Thankfully I was walking through life with a friend at the time. He and I were both at the point in life men get to when we realize we no longer have all the answers. In fact, we came to know there were many more questions than our youth allowed us to be aware of. So, by the time this whole “fear” thing reared it’s ugly mug, I was in an uncontrolled skid toward depression.   I needed help! We were in his car driving down the road he said, “Have you read today’s Utmost?” I had not read Oswald Chambers Oct 27th entry in “My Utmost for His Highest”, so I grabbed it from his back seat and began to read. It was right there, I had never seen it before! Jesus, when speaking to two blind men, asks them, “Do you believe that I am able to do this?” Chambers expounded on this question: “Our Lord unwaveringly asks us that question, and it confronts us in every individual situation we encounter. The one great challenge to us is— do I know my risen Lord? Do I know the power of His indwelling Spirit? Am I wise enough in God’s sight, but foolish enough according to the wisdom of the world, to trust in what Jesus Christ has said? Or am I abandoning the great supernatural position of limitless confidence in Christ Jesus, which is really God’s only call.”

After reading that, I knew my answer to Jesus’ question, “Do you believe that I am able to do this?” was “NO”. And if I was being completely honest with myself my answer was, “No, I don’t really believe that you can do this Lord, so I am going to do it. I am in control, thank you very much!” And that is how I went about my days. Being the “BEST” at everything was how I approached life. The best follower of Jesus, the best husband, father, friend, director of a non-profit ministry. This pursuit was exhausting and left me frazzled, spent and feeling alone. After reading the excerpt from Utmost I began to explore the idea, what if the goal is not to become the best ________? (fill in the blank). What if the goal is to believe that God can do this, whatever the “this” is I am currently facing. What if the goal is to move beyond living in the head, beyond having everything figured out?
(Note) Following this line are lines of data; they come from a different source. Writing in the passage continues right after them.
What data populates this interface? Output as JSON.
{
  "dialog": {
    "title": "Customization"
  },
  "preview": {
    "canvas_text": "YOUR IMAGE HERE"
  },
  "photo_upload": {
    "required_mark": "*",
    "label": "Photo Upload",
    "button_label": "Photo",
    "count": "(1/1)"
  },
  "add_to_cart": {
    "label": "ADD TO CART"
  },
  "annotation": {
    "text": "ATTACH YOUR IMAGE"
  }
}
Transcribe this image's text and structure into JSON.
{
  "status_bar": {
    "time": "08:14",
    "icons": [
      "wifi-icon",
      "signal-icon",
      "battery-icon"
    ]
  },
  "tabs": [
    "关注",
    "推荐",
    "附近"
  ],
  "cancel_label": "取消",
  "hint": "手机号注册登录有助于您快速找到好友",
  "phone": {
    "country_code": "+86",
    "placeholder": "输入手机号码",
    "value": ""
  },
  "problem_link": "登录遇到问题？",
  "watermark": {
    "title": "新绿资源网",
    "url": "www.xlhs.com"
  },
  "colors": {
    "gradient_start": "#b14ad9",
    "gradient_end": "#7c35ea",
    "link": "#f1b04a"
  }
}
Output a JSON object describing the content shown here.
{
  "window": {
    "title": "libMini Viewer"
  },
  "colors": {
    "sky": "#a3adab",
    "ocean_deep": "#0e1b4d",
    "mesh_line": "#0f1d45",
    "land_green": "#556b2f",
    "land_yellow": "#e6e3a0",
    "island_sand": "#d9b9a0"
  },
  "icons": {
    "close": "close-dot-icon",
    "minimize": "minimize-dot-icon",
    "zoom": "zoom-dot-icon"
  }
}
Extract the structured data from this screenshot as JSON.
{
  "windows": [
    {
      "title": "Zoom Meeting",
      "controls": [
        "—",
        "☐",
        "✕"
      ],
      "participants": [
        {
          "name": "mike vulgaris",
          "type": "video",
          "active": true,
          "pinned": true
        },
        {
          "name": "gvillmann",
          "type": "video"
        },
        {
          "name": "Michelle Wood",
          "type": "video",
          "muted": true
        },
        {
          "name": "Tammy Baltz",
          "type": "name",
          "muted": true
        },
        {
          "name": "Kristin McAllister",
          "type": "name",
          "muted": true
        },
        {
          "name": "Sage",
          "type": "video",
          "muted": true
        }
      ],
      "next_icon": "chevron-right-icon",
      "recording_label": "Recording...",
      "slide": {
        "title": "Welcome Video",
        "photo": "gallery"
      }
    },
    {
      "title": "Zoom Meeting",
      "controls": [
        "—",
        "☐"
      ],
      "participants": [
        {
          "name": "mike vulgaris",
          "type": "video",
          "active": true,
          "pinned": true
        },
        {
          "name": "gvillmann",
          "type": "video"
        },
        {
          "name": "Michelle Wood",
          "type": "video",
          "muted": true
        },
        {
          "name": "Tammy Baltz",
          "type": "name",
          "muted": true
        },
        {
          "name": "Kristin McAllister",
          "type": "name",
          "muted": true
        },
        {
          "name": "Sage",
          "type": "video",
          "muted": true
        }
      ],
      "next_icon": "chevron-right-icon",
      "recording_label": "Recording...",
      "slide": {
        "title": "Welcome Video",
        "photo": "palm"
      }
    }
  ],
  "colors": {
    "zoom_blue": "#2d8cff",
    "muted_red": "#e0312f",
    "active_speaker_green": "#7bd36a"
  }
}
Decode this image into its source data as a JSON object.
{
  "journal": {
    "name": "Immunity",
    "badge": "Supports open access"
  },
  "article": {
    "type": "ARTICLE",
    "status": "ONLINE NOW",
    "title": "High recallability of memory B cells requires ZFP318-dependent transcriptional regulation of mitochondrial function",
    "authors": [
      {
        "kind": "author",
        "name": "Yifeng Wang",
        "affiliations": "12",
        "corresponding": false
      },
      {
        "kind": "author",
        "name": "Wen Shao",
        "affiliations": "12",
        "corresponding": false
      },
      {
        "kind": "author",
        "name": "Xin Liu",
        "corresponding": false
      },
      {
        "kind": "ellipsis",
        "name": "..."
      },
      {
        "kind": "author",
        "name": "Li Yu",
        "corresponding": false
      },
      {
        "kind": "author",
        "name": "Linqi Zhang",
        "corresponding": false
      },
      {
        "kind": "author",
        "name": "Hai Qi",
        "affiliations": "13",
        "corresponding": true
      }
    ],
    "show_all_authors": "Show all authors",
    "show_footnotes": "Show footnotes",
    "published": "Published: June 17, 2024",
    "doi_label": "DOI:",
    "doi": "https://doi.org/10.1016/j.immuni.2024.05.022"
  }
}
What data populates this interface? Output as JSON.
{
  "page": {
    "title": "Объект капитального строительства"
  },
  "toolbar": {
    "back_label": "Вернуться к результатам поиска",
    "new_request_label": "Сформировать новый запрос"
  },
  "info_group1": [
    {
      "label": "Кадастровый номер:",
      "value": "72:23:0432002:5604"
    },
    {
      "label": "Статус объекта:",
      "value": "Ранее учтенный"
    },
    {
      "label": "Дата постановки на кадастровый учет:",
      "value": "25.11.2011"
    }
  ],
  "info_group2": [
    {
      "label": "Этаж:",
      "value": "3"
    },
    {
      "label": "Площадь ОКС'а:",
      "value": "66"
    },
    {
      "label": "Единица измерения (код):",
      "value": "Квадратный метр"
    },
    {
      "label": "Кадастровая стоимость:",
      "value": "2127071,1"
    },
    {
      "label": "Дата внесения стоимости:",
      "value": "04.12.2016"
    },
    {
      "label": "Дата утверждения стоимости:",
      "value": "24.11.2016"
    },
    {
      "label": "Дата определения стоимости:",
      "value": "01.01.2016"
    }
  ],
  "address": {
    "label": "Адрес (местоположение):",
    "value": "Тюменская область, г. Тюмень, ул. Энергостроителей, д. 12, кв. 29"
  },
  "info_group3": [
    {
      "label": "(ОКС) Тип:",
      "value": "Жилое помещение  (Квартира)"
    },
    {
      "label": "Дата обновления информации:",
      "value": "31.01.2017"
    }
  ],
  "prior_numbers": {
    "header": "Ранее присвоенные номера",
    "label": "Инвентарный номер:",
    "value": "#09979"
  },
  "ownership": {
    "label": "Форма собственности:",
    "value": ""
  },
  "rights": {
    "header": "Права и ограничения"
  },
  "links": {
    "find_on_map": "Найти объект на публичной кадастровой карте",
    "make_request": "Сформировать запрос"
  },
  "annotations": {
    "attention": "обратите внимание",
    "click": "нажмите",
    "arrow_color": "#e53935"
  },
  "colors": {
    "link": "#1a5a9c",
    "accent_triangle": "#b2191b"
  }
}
So with Jesus’ question haunting me, in a good way, I asked the Lord how to get out of this pattern of fear and of doing things on my own. What I heard seemed elementary, but I went with it…